Work task ▸ Line by line, copy the listing below exactly.

Data to process ▸
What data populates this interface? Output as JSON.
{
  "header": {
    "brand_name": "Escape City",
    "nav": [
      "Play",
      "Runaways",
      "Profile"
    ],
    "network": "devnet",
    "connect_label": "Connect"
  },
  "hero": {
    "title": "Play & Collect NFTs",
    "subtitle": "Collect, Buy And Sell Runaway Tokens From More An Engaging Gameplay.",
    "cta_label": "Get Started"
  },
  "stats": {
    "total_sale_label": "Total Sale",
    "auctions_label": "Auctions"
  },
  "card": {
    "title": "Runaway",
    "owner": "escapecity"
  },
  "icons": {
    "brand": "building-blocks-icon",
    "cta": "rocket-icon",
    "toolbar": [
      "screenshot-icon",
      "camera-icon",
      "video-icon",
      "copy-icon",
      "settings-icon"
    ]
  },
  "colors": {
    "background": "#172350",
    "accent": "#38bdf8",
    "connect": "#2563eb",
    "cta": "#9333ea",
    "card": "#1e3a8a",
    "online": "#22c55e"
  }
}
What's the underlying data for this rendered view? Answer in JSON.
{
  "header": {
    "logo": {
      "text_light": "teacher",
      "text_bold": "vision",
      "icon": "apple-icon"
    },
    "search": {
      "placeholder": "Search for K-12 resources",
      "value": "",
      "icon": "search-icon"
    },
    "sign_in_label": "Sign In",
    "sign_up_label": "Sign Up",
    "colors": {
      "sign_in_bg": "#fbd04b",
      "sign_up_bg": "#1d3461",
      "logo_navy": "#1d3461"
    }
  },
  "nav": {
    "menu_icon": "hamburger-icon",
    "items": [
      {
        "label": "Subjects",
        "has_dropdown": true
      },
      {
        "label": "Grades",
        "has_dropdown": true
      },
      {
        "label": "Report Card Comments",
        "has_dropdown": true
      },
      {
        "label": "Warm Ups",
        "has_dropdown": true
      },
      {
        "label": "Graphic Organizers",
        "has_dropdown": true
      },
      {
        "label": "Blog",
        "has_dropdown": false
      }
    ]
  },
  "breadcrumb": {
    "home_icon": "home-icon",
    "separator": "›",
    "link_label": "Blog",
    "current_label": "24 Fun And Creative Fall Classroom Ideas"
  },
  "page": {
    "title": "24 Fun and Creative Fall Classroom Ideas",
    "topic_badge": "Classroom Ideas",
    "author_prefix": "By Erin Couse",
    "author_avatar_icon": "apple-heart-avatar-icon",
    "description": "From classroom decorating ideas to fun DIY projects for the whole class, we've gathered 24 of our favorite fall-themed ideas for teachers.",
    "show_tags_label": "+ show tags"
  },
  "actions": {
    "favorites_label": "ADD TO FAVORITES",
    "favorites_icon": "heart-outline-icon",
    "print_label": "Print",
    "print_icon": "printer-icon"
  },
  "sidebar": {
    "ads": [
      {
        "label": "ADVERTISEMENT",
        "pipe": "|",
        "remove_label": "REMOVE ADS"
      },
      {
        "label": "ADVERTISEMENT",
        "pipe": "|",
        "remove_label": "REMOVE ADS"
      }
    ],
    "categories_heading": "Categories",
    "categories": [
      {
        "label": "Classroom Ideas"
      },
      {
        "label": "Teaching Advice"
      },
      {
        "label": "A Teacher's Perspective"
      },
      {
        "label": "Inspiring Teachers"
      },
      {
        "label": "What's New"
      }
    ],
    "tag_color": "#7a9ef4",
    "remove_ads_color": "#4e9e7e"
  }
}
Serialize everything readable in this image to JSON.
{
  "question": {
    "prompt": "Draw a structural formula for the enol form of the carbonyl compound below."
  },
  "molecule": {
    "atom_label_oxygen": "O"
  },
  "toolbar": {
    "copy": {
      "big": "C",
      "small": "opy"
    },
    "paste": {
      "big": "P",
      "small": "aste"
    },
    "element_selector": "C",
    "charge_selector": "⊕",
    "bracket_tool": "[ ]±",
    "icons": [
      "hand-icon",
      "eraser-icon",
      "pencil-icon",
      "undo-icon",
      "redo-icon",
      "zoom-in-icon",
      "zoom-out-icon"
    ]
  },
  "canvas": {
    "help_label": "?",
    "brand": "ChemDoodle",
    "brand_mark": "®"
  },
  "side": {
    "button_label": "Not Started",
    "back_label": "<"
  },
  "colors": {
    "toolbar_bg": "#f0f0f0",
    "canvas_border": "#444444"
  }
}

Written solution ▸
What data populates this interface? Output as JSON.
{
  "header": {
    "brand_name": "Escape City",
    "nav": [
      "Play",
      "Runaways",
      "Profile"
    ],
    "network": "devnet",
    "connect_label": "Connect"
  },
  "hero": {
    "title": "Play & Collect NFTs",
    "subtitle": "Collect, Buy And Sell Runaway Tokens From More An Engaging Gameplay.",
    "cta_label": "Get Started"
  },
  "stats": {
    "total_sale_label": "Total Sale",
    "auctions_label": "Auctions"
  },
  "card": {
    "title": "Runaway",
    "owner": "escapecity"
  },
  "icons": {
    "brand": "building-blocks-icon",
    "cta": "rocket-icon",
    "toolbar": [
      "screenshot-icon",
      "camera-icon",
      "video-icon",
      "copy-icon",
      "settings-icon"
    ]
  },
  "colors": {
    "background": "#172350",
    "accent": "#38bdf8",
    "connect": "#2563eb",
    "cta": "#9333ea",
    "card": "#1e3a8a",
    "online": "#22c55e"
  }
}
What's the underlying data for this rendered view? Answer in JSON.
{
  "header": {
    "logo": {
      "text_light": "teacher",
      "text_bold": "vision",
      "icon": "apple-icon"
    },
    "search": {
      "placeholder": "Search for K-12 resources",
      "value": "",
      "icon": "search-icon"
    },
    "sign_in_label": "Sign In",
    "sign_up_label": "Sign Up",
    "colors": {
      "sign_in_bg": "#fbd04b",
      "sign_up_bg": "#1d3461",
      "logo_navy": "#1d3461"
    }
  },
  "nav": {
    "menu_icon": "hamburger-icon",
    "items": [
      {
        "label": "Subjects",
        "has_dropdown": true
      },
      {
        "label": "Grades",
        "has_dropdown": true
      },
      {
        "label": "Report Card Comments",
        "has_dropdown": true
      },
      {
        "label": "Warm Ups",
        "has_dropdown": true
      },
      {
        "label": "Graphic Organizers",
        "has_dropdown": true
      },
      {
        "label": "Blog",
        "has_dropdown": false
      }
    ]
  },
  "breadcrumb": {
    "home_icon": "home-icon",
    "separator": "›",
    "link_label": "Blog",
    "current_label": "24 Fun And Creative Fall Classroom Ideas"
  },
  "page": {
    "title": "24 Fun and Creative Fall Classroom Ideas",
    "topic_badge": "Classroom Ideas",
    "author_prefix": "By Erin Couse",
    "author_avatar_icon": "apple-heart-avatar-icon",
    "description": "From classroom decorating ideas to fun DIY projects for the whole class, we've gathered 24 of our favorite fall-themed ideas for teachers.",
    "show_tags_label": "+ show tags"
  },
  "actions": {
    "favorites_label": "ADD TO FAVORITES",
    "favorites_icon": "heart-outline-icon",
    "print_label": "Print",
    "print_icon": "printer-icon"
  },
  "sidebar": {
    "ads": [
      {
        "label": "ADVERTISEMENT",
        "pipe": "|",
        "remove_label": "REMOVE ADS"
      },
      {
        "label": "ADVERTISEMENT",
        "pipe": "|",
        "remove_label": "REMOVE ADS"
      }
    ],
    "categories_heading": "Categories",
    "categories": [
      {
        "label": "Classroom Ideas"
      },
      {
        "label": "Teaching Advice"
      },
      {
        "label": "A Teacher's Perspective"
      },
      {
        "label": "Inspiring Teachers"
      },
      {
        "label": "What's New"
      }
    ],
    "tag_color": "#7a9ef4",
    "remove_ads_color": "#4e9e7e"
  }
}
Serialize everything readable in this image to JSON.
{
  "question": {
    "prompt": "Draw a structural formula for the enol form of the carbonyl compound below."
  },
  "molecule": {
    "atom_label_oxygen": "O"
  },
  "toolbar": {
    "copy": {
      "big": "C",
      "small": "opy"
    },
    "paste": {
      "big": "P",
      "small": "aste"
    },
    "element_selector": "C",
    "charge_selector": "⊕",
    "bracket_tool": "[ ]±",
    "icons": [
      "hand-icon",
      "eraser-icon",
      "pencil-icon",
      "undo-icon",
      "redo-icon",
      "zoom-in-icon",
      "zoom-out-icon"
    ]
  },
  "canvas": {
    "help_label": "?",
    "brand": "ChemDoodle",
    "brand_mark": "®"
  },
  "side": {
    "button_label": "Not Started",
    "back_label": "<"
  },
  "colors": {
    "toolbar_bg": "#f0f0f0",
    "canvas_border": "#444444"
  }
}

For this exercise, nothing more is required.